TASK INSTRUCTIONS: This exercise calls for retyping every line below exactly, with the images omitted.

DATA FOR THIS TASK:
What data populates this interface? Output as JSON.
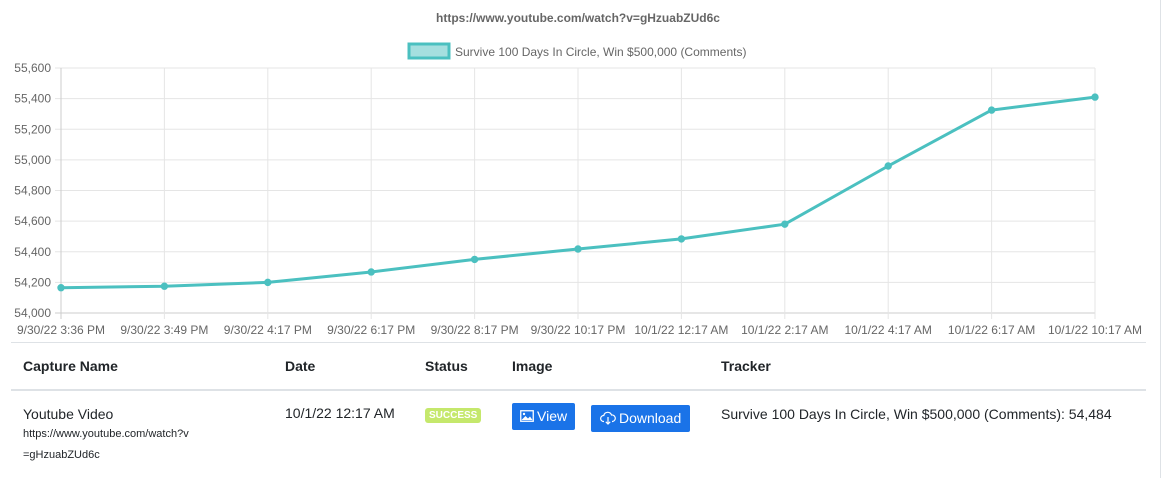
{
  "chart_data": {
    "type": "line",
    "title": "https://www.youtube.com/watch?v=gHzuabZUd6c",
    "categories": [
      "9/30/22 3:36 PM",
      "9/30/22 3:49 PM",
      "9/30/22 4:17 PM",
      "9/30/22 6:17 PM",
      "9/30/22 8:17 PM",
      "9/30/22 10:17 PM",
      "10/1/22 12:17 AM",
      "10/1/22 2:17 AM",
      "10/1/22 4:17 AM",
      "10/1/22 6:17 AM",
      "10/1/22 10:17 AM"
    ],
    "series": [
      {
        "name": "Survive 100 Days In Circle, Win $500,000 (Comments)",
        "values": [
          54165,
          54175,
          54200,
          54268,
          54350,
          54418,
          54484,
          54580,
          54960,
          55325,
          55410
        ],
        "color": "#4bc0c0",
        "legend_fill": "#a5dfdf"
      }
    ],
    "ylim": [
      54000,
      55600
    ],
    "yticks": [
      54000,
      54200,
      54400,
      54600,
      54800,
      55000,
      55200,
      55400,
      55600
    ],
    "ytick_labels": [
      "54,000",
      "54,200",
      "54,400",
      "54,600",
      "54,800",
      "55,000",
      "55,200",
      "55,400",
      "55,600"
    ],
    "grid": true,
    "legend_position": "top"
  },
  "table": {
    "headers": {
      "name": "Capture Name",
      "date": "Date",
      "status": "Status",
      "image": "Image",
      "tracker": "Tracker"
    },
    "rows": [
      {
        "name": "Youtube Video",
        "url": "https://www.youtube.com/watch?v=gHzuabZUd6c",
        "date": "10/1/22 12:17 AM",
        "status": "SUCCESS",
        "view_label": "View",
        "download_label": "Download",
        "tracker": "Survive 100 Days In Circle, Win $500,000 (Comments): 54,484"
      }
    ]
  },
  "colors": {
    "primary": "#1a73e8",
    "success": "#c5e86c",
    "line": "#4bc0c0",
    "grid": "#e5e5e5"
  },
  "icons": {
    "view": "image-icon",
    "download": "cloud-download-icon"
  }
}
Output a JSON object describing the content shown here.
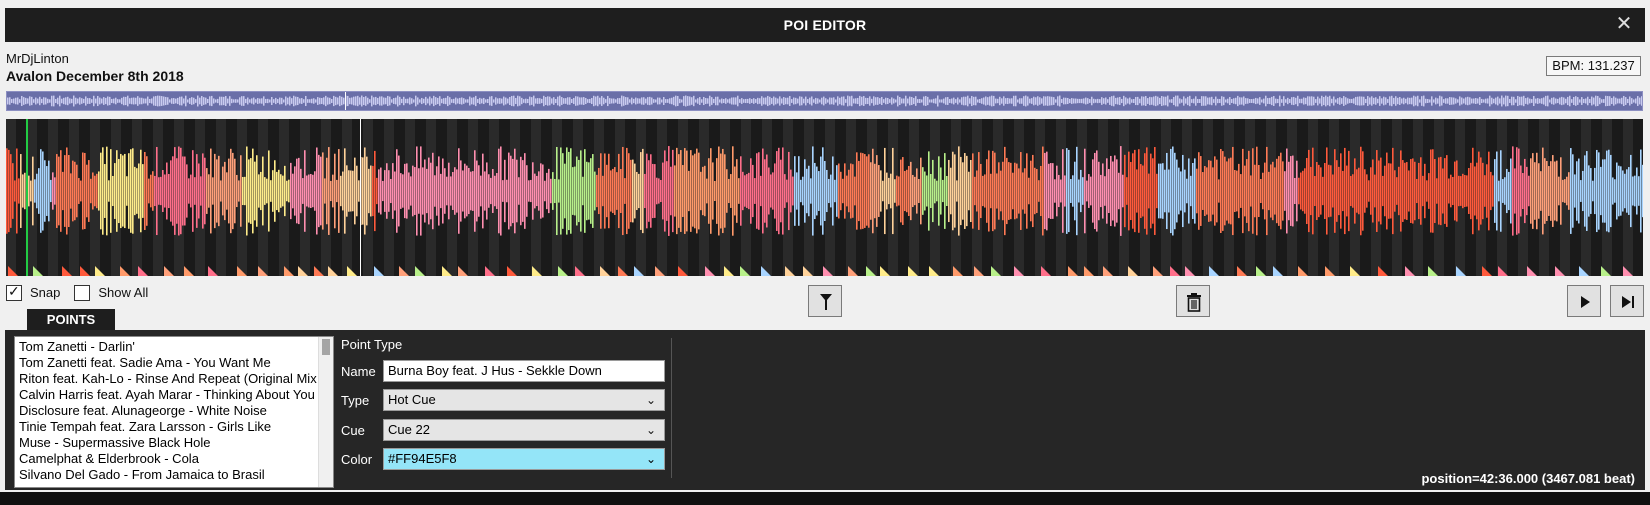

FINAL ANSWER:
What data populates this interface? Output as JSON.
{
  "chart_data": {
    "type": "line",
    "title": "https://www.youtube.com/watch?v=gHzuabZUd6c",
    "categories": [
      "9/30/22 3:36 PM",
      "9/30/22 3:49 PM",
      "9/30/22 4:17 PM",
      "9/30/22 6:17 PM",
      "9/30/22 8:17 PM",
      "9/30/22 10:17 PM",
      "10/1/22 12:17 AM",
      "10/1/22 2:17 AM",
      "10/1/22 4:17 AM",
      "10/1/22 6:17 AM",
      "10/1/22 10:17 AM"
    ],
    "series": [
      {
        "name": "Survive 100 Days In Circle, Win $500,000 (Comments)",
        "values": [
          54165,
          54175,
          54200,
          54268,
          54350,
          54418,
          54484,
          54580,
          54960,
          55325,
          55410
        ],
        "color": "#4bc0c0",
        "legend_fill": "#a5dfdf"
      }
    ],
    "ylim": [
      54000,
      55600
    ],
    "yticks": [
      54000,
      54200,
      54400,
      54600,
      54800,
      55000,
      55200,
      55400,
      55600
    ],
    "ytick_labels": [
      "54,000",
      "54,200",
      "54,400",
      "54,600",
      "54,800",
      "55,000",
      "55,200",
      "55,400",
      "55,600"
    ],
    "grid": true,
    "legend_position": "top"
  },
  "table": {
    "headers": {
      "name": "Capture Name",
      "date": "Date",
      "status": "Status",
      "image": "Image",
      "tracker": "Tracker"
    },
    "rows": [
      {
        "name": "Youtube Video",
        "url": "https://www.youtube.com/watch?v=gHzuabZUd6c",
        "date": "10/1/22 12:17 AM",
        "status": "SUCCESS",
        "view_label": "View",
        "download_label": "Download",
        "tracker": "Survive 100 Days In Circle, Win $500,000 (Comments): 54,484"
      }
    ]
  },
  "colors": {
    "primary": "#1a73e8",
    "success": "#c5e86c",
    "line": "#4bc0c0",
    "grid": "#e5e5e5"
  },
  "icons": {
    "view": "image-icon",
    "download": "cloud-download-icon"
  }
}
Output a JSON object describing the content shown here.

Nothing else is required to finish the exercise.